Serves two purposes, clincing gives you a bit of rest and second but more importantly, it makes your opponent work harder.
Quickfire How to Clinch:
- Have your guard high and elbows close together (vital)
- Move towards your opponent with conviction
- Quickly hook both arms of your opponent just above the elbows
- Immediately pull him in close enough to share sweat
- Lean on them and do not let him open the distance
- Keep his lead leg between your legs
- Use his movement to balance yourself
Once the clinch is locked in make a conscious effort to control your energy output. Rest and focus on your breathing.
When you are leaning it’s important that your head is pushed hard and consistently on your opponent’s collarbone. Staying firmly attached in this position and not allowing the slightest opening between your head and their shoulder reduces the risk of an accidental head butt or shoulder to the face. Doing the clinch properly will reduce the risk of injuries.
When performing this move, for either strategy or survival, try to execute the move in different situations so your actions don’t become predictable.
The clinch should ultimately disrupt your opponent so mix it up – along the ropes, during attack or defence, in the centre or corner of the ring – be conscious of developing a habit or pattern that can be anticipated.
Don’t think you are going to be able to do this for long. In boxing it’s against the rules to hold or tie up your opponent and the referee will break you apart – but it can be just enough of a break if you are getting destroyed and need to stop the onslaught.

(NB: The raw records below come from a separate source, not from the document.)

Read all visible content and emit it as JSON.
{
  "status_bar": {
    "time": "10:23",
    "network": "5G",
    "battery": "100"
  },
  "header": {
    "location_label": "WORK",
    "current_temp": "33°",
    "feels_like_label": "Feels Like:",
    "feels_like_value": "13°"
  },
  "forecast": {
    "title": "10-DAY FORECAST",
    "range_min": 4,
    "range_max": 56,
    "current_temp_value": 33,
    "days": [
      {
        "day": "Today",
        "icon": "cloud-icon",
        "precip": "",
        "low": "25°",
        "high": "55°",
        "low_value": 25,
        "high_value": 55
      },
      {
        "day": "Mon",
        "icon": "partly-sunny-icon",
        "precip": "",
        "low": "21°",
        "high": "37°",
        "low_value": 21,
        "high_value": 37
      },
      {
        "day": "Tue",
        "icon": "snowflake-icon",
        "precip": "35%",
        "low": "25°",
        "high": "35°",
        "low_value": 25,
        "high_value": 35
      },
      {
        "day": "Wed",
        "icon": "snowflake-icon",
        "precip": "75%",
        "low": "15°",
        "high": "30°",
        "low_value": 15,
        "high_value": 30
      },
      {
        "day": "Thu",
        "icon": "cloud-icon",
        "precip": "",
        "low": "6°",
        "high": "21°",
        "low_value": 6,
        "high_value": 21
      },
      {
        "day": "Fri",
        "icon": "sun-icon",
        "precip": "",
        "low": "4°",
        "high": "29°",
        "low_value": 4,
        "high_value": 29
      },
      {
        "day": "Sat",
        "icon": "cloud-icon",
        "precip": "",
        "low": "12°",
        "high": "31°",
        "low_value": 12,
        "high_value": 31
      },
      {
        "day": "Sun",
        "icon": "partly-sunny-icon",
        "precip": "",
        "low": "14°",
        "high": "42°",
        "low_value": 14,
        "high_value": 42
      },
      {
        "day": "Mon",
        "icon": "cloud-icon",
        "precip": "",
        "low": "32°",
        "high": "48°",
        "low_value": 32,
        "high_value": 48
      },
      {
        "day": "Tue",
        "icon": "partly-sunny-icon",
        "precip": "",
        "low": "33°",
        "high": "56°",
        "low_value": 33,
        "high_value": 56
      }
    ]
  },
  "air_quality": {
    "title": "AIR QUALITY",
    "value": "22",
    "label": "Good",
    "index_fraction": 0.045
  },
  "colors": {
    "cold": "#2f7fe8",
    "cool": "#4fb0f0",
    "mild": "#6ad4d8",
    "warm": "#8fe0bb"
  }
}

Knowing when best to execute a clinch to derail your opponent’s mental process is essential to having a good clinch game.
“ TIP: Performing a clinch drains a lot of energy and takes more effort than it would to simply get out of the path. So use it sparingly and strategically.
Whether you use it in your strategy or not, learning how to clinch is vital for sportsman who are aiming to become a competitive boxers.